What could we do for the tertiary education of the children of couples living in my electorate of Durack? What could we do to create a level playing field so that my tertiary students would be on something like an equal footing with metropolitan tertiary students and could live at home with mum and dad, borrow the family car, live off the smell of a greasy rag, move on to tertiary education with their cohort of high-school friends and be familiar with the whole environment? With $1 billion I could really create a level playing field by paying for a tertiary access allowance which would make the cost of living in the Durack electorate akin to the cost of living in metropolitan areas. What could we do with $1 billion? The mind boggles. What is currently being done with this $1 billion—dragged out of the pockets of the unsuspecting taxpayers of Australia by this government—is that it is being blown on a policy of border protection that is as good as useless. In fact, the government's border protection policy today amounts to advertising to the would-be people smugglers and emigres of this world, 'Come on down, because we will give you everything you have ever dreamt of.' When it comes to border protection policies, the current government of Australia has not got a clue.

In fact, so blind were the government to the realities that they cancelled a border protection policy that was put in place by Prime Minister John Howard that was absolutely effective and reduced the flow of personnel and boats to an absolute trickle. Yet, in his arrogance or ignorance, Prime Minister Rudd struck out that policy, gave permanent instead of temporary protection visas, trashed the Pacific offshore processing process and gave to the taxpayers of Australia an additional bill of $1 billion.

Tonight thousands of homeless people across Australia will be sleeping rough. What could we do with $1 billion to ease their plight? What could we do for a process of caring for those less fortunate Australians right across the nation? Today I had the good fortune of looking at a program that brought humour into aged care facilities. They do not want anything like $1 billion, but that is what we are wasting on the immigration policy today.

Look no further than the immigration policy when it comes to the follies of this government.

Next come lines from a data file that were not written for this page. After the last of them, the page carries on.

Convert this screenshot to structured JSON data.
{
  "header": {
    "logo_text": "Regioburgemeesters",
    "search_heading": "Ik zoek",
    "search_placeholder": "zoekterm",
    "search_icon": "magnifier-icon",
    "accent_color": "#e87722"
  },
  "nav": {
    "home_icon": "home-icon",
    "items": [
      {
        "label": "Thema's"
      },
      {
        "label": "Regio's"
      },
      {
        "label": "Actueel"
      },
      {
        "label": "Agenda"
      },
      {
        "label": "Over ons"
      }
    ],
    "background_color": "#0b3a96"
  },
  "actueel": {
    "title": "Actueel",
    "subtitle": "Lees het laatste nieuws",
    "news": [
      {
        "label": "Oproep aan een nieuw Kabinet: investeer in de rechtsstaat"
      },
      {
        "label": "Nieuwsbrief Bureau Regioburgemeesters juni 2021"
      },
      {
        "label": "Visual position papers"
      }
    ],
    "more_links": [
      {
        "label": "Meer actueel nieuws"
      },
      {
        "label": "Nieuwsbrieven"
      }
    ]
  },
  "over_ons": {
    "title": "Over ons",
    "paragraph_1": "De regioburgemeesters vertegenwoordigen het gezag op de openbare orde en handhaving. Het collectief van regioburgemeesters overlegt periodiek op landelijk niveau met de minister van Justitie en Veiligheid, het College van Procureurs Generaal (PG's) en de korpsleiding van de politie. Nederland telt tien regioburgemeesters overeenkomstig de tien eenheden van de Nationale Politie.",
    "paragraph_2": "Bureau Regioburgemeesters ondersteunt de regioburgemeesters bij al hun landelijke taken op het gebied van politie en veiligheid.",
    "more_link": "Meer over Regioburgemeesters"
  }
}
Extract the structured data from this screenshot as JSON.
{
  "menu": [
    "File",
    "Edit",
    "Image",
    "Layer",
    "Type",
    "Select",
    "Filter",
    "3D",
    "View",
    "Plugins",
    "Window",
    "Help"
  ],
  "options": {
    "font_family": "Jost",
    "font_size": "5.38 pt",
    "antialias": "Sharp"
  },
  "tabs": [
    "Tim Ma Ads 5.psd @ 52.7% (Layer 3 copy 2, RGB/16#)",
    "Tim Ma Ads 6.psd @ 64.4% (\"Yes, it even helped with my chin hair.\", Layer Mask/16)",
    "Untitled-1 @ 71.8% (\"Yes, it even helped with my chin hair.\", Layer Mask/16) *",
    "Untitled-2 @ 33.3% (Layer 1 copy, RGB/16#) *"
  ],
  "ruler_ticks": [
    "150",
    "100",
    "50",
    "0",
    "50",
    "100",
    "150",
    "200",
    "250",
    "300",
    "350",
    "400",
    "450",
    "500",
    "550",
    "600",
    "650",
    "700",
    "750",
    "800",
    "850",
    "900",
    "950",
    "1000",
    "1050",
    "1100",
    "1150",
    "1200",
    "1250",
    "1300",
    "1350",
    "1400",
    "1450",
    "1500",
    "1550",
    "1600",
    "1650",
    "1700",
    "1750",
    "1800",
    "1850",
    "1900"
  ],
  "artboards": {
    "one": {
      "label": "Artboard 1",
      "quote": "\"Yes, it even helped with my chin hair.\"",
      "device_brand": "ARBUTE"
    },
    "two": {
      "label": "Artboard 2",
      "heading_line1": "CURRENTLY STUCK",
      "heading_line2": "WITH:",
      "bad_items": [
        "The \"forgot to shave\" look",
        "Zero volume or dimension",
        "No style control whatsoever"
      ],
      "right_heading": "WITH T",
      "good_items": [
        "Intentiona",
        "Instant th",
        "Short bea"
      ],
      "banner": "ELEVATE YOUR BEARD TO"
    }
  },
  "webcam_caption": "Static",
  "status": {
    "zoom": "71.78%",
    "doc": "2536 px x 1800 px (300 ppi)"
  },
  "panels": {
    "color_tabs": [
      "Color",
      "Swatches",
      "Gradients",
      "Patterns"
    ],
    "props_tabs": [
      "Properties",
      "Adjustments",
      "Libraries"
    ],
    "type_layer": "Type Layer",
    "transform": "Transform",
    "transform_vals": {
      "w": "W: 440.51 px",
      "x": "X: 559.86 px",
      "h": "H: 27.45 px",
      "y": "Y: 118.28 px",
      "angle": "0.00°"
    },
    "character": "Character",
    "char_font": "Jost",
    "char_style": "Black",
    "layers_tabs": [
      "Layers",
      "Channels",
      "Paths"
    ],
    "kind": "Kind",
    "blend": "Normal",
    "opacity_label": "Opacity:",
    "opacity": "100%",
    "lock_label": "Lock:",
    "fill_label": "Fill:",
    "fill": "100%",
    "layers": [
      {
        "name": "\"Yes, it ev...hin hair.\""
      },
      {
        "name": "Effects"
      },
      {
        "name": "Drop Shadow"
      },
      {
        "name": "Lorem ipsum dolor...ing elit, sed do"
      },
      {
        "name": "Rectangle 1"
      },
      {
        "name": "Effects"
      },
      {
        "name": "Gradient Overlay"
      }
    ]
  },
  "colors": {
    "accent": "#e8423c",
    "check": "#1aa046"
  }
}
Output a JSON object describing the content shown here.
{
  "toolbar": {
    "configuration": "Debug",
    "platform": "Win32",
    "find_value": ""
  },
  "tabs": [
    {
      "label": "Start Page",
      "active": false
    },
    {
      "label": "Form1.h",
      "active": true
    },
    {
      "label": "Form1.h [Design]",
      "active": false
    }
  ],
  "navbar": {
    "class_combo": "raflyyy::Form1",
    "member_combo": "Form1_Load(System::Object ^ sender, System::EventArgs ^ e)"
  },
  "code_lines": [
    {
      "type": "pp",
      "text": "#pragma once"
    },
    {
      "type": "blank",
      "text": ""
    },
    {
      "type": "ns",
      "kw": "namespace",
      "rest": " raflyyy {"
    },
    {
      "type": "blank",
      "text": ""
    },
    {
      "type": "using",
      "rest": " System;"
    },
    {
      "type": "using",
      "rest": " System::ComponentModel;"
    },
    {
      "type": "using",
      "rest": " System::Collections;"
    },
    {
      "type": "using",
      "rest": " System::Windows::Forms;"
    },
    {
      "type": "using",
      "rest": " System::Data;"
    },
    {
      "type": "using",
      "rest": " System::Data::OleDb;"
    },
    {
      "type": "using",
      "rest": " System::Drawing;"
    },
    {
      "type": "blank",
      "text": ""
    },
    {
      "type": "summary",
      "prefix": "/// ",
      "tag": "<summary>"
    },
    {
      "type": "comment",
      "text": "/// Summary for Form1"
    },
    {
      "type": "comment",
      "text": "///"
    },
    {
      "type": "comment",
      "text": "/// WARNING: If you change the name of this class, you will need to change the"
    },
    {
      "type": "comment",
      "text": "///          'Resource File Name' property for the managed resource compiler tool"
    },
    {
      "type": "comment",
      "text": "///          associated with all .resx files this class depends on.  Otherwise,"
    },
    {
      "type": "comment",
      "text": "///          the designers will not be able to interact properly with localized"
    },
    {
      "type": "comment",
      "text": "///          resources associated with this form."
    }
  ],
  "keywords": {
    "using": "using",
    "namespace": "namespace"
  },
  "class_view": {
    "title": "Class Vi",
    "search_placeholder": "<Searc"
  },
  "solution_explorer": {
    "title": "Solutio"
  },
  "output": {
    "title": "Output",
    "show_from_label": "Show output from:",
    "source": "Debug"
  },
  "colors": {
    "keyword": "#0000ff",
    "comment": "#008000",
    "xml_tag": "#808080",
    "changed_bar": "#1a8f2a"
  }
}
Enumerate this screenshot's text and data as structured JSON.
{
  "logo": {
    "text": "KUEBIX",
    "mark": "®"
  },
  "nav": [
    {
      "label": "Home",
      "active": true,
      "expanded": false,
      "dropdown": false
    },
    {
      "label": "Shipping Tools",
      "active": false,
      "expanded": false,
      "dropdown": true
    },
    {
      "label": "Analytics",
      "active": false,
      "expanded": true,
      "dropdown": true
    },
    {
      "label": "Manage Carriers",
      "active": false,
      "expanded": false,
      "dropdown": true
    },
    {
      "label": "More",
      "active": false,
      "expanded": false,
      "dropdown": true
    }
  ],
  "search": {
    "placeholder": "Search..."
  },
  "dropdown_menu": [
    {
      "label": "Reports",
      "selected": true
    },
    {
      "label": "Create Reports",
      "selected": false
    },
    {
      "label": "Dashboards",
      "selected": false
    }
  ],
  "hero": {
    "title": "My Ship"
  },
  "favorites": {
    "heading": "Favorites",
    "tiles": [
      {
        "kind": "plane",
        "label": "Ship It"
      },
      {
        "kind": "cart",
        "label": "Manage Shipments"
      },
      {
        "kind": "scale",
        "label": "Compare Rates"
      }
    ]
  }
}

They have trashed the good governance that was in place and replaced it with absolute folly—yet another foundation reason for the voters of this country to discharge this government.